Exercise brief
Please reproduce the entries below exactly, omitting any images they contain.

START Record excerpts

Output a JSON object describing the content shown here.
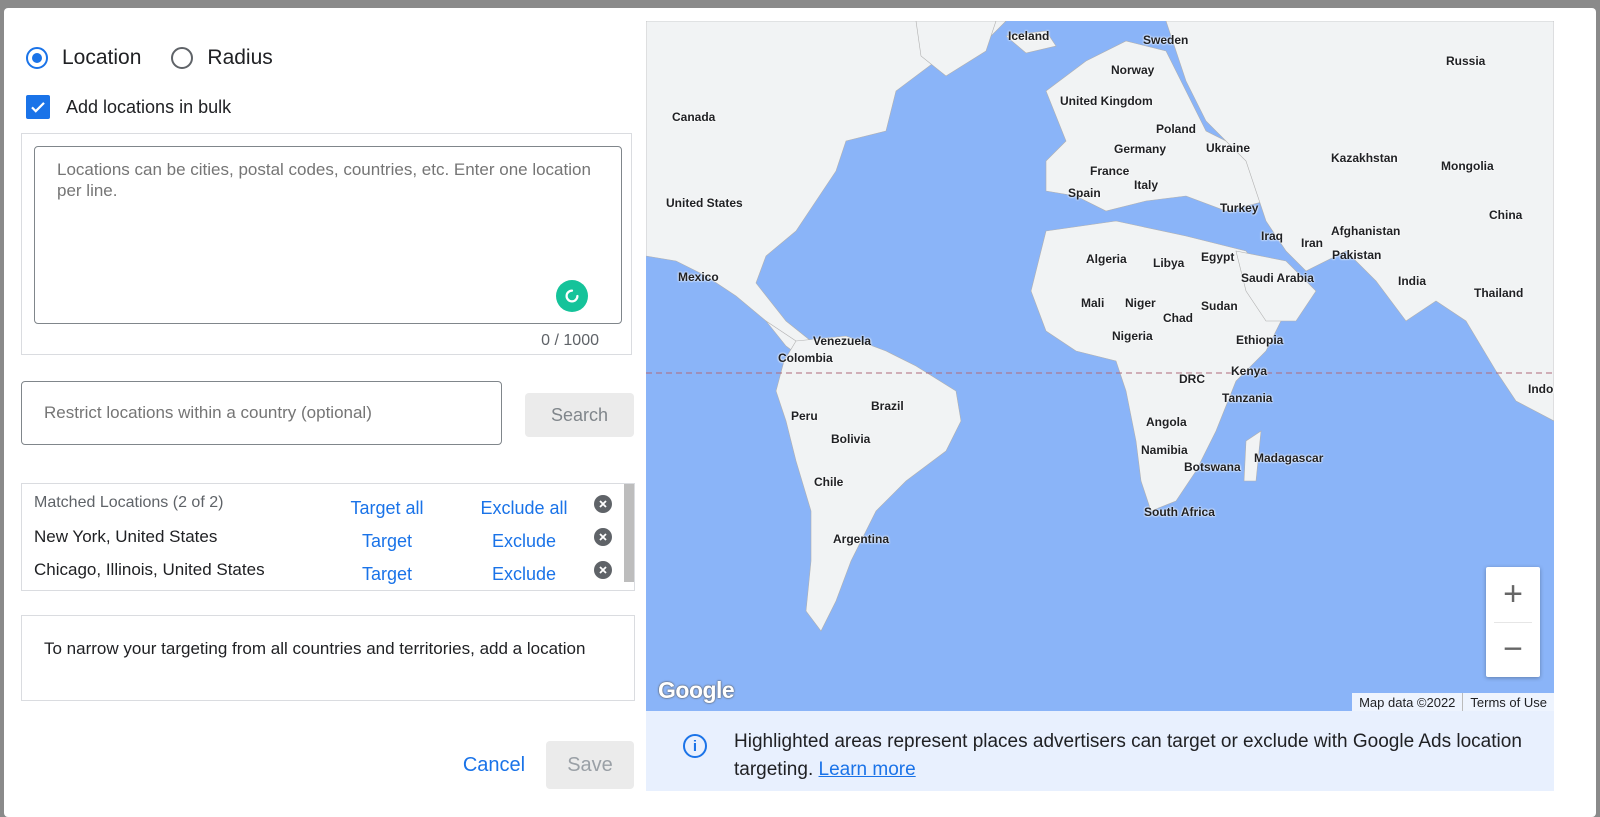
{
  "mode": {
    "options": [
      "Location",
      "Radius"
    ],
    "selected": "Location"
  },
  "bulk": {
    "checkbox_label": "Add locations in bulk",
    "checked": true,
    "textarea_placeholder": "Locations can be cities, postal codes, countries, etc. Enter one location per line.",
    "counter": "0 / 1000"
  },
  "restrict": {
    "placeholder": "Restrict locations within a country (optional)",
    "search_label": "Search"
  },
  "matched": {
    "header": "Matched Locations (2 of 2)",
    "target_all": "Target all",
    "exclude_all": "Exclude all",
    "rows": [
      {
        "name": "New York, United States",
        "target": "Target",
        "exclude": "Exclude"
      },
      {
        "name": "Chicago, Illinois, United States",
        "target": "Target",
        "exclude": "Exclude"
      }
    ]
  },
  "note": "To narrow your targeting from all countries and territories, add a location",
  "actions": {
    "cancel": "Cancel",
    "save": "Save"
  },
  "map": {
    "labels": [
      "Iceland",
      "Sweden",
      "Norway",
      "Russia",
      "Canada",
      "United Kingdom",
      "Poland",
      "Germany",
      "Ukraine",
      "Kazakhstan",
      "Mongolia",
      "France",
      "Italy",
      "Spain",
      "Turkey",
      "China",
      "Afghanistan",
      "Iraq",
      "Iran",
      "Pakistan",
      "United States",
      "Algeria",
      "Libya",
      "Egypt",
      "Saudi Arabia",
      "India",
      "Mexico",
      "Mali",
      "Niger",
      "Chad",
      "Sudan",
      "Thailand",
      "Nigeria",
      "Ethiopia",
      "Venezuela",
      "Colombia",
      "Kenya",
      "DRC",
      "Indor",
      "Tanzania",
      "Peru",
      "Brazil",
      "Angola",
      "Bolivia",
      "Namibia",
      "Madagascar",
      "Botswana",
      "Chile",
      "South Africa",
      "Argentina"
    ],
    "logo": "Google",
    "map_data": "Map data ©2022",
    "terms": "Terms of Use",
    "zoom_in": "+",
    "zoom_out": "−",
    "water_color": "#8ab4f8",
    "land_color": "#f1f3f4"
  },
  "info": {
    "text": "Highlighted areas represent places advertisers can target or exclude with Google Ads location targeting.",
    "link": "Learn more"
  },
  "colors": {
    "accent": "#1a73e8",
    "grammarly": "#15c39a"
  }
}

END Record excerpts

Written solution
Output a JSON object describing the content shown here.
{
  "mode": {
    "options": [
      "Location",
      "Radius"
    ],
    "selected": "Location"
  },
  "bulk": {
    "checkbox_label": "Add locations in bulk",
    "checked": true,
    "textarea_placeholder": "Locations can be cities, postal codes, countries, etc. Enter one location per line.",
    "counter": "0 / 1000"
  },
  "restrict": {
    "placeholder": "Restrict locations within a country (optional)",
    "search_label": "Search"
  },
  "matched": {
    "header": "Matched Locations (2 of 2)",
    "target_all": "Target all",
    "exclude_all": "Exclude all",
    "rows": [
      {
        "name": "New York, United States",
        "target": "Target",
        "exclude": "Exclude"
      },
      {
        "name": "Chicago, Illinois, United States",
        "target": "Target",
        "exclude": "Exclude"
      }
    ]
  },
  "note": "To narrow your targeting from all countries and territories, add a location",
  "actions": {
    "cancel": "Cancel",
    "save": "Save"
  },
  "map": {
    "labels": [
      "Iceland",
      "Sweden",
      "Norway",
      "Russia",
      "Canada",
      "United Kingdom",
      "Poland",
      "Germany",
      "Ukraine",
      "Kazakhstan",
      "Mongolia",
      "France",
      "Italy",
      "Spain",
      "Turkey",
      "China",
      "Afghanistan",
      "Iraq",
      "Iran",
      "Pakistan",
      "United States",
      "Algeria",
      "Libya",
      "Egypt",
      "Saudi Arabia",
      "India",
      "Mexico",
      "Mali",
      "Niger",
      "Chad",
      "Sudan",
      "Thailand",
      "Nigeria",
      "Ethiopia",
      "Venezuela",
      "Colombia",
      "Kenya",
      "DRC",
      "Indor",
      "Tanzania",
      "Peru",
      "Brazil",
      "Angola",
      "Bolivia",
      "Namibia",
      "Madagascar",
      "Botswana",
      "Chile",
      "South Africa",
      "Argentina"
    ],
    "logo": "Google",
    "map_data": "Map data ©2022",
    "terms": "Terms of Use",
    "zoom_in": "+",
    "zoom_out": "−",
    "water_color": "#8ab4f8",
    "land_color": "#f1f3f4"
  },
  "info": {
    "text": "Highlighted areas represent places advertisers can target or exclude with Google Ads location targeting.",
    "link": "Learn more"
  },
  "colors": {
    "accent": "#1a73e8",
    "grammarly": "#15c39a"
  }
}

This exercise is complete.